Your objective: Your answer must be the records below, repeated exactly, with every picture left out.

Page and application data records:
= Beginning of Section =

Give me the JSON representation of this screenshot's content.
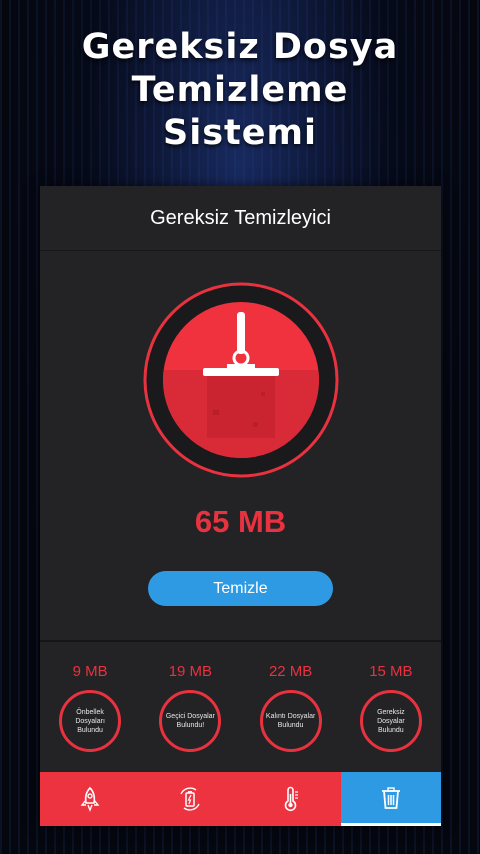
{
  "promo": {
    "title_line1": "Gereksiz Dosya",
    "title_line2": "Temizleme",
    "title_line3": "Sistemi"
  },
  "app": {
    "header_title": "Gereksiz Temizleyici",
    "junk_size": "65 MB",
    "clean_button_label": "Temizle"
  },
  "stats": [
    {
      "size": "9 MB",
      "label": "Önbellek Dosyaları Bulundu"
    },
    {
      "size": "19 MB",
      "label": "Geçici Dosyalar Bulundu!"
    },
    {
      "size": "22 MB",
      "label": "Kalıntı Dosyalar Bulundu"
    },
    {
      "size": "15 MB",
      "label": "Gereksiz Dosyalar Bulundu"
    }
  ],
  "bottom_nav": [
    {
      "icon": "rocket-icon",
      "active": false
    },
    {
      "icon": "battery-icon",
      "active": false
    },
    {
      "icon": "thermometer-icon",
      "active": false
    },
    {
      "icon": "trash-icon",
      "active": true
    }
  ],
  "colors": {
    "accent_red": "#e8323f",
    "accent_blue": "#2e9ae4",
    "panel_bg": "#232325"
  }
}
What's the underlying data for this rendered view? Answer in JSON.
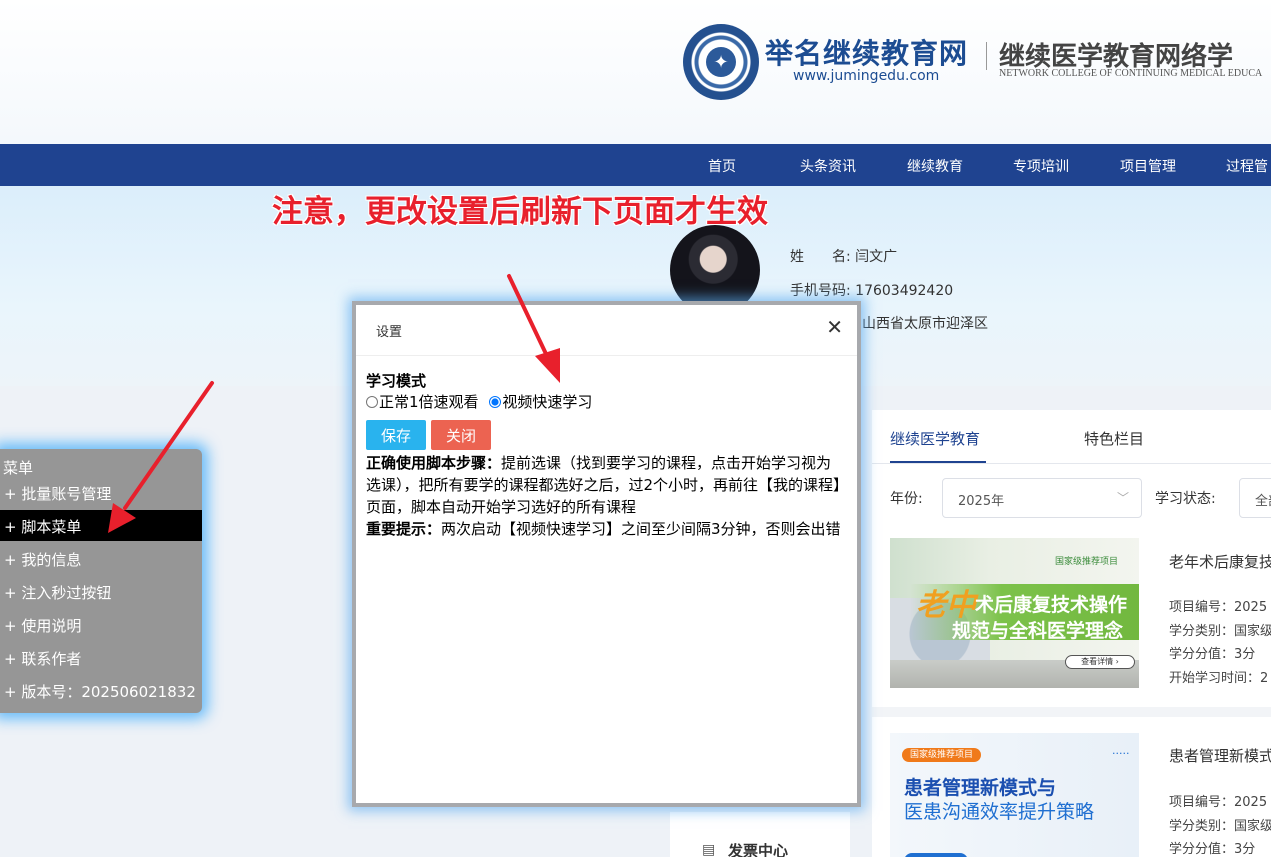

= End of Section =

Expected answer:
Give me the JSON representation of this screenshot's content.
{
  "promo": {
    "title_line1": "Gereksiz Dosya",
    "title_line2": "Temizleme",
    "title_line3": "Sistemi"
  },
  "app": {
    "header_title": "Gereksiz Temizleyici",
    "junk_size": "65 MB",
    "clean_button_label": "Temizle"
  },
  "stats": [
    {
      "size": "9 MB",
      "label": "Önbellek Dosyaları Bulundu"
    },
    {
      "size": "19 MB",
      "label": "Geçici Dosyalar Bulundu!"
    },
    {
      "size": "22 MB",
      "label": "Kalıntı Dosyalar Bulundu"
    },
    {
      "size": "15 MB",
      "label": "Gereksiz Dosyalar Bulundu"
    }
  ],
  "bottom_nav": [
    {
      "icon": "rocket-icon",
      "active": false
    },
    {
      "icon": "battery-icon",
      "active": false
    },
    {
      "icon": "thermometer-icon",
      "active": false
    },
    {
      "icon": "trash-icon",
      "active": true
    }
  ],
  "colors": {
    "accent_red": "#e8323f",
    "accent_blue": "#2e9ae4",
    "panel_bg": "#232325"
  }
}
What's the underlying data for this rendered view? Answer in JSON.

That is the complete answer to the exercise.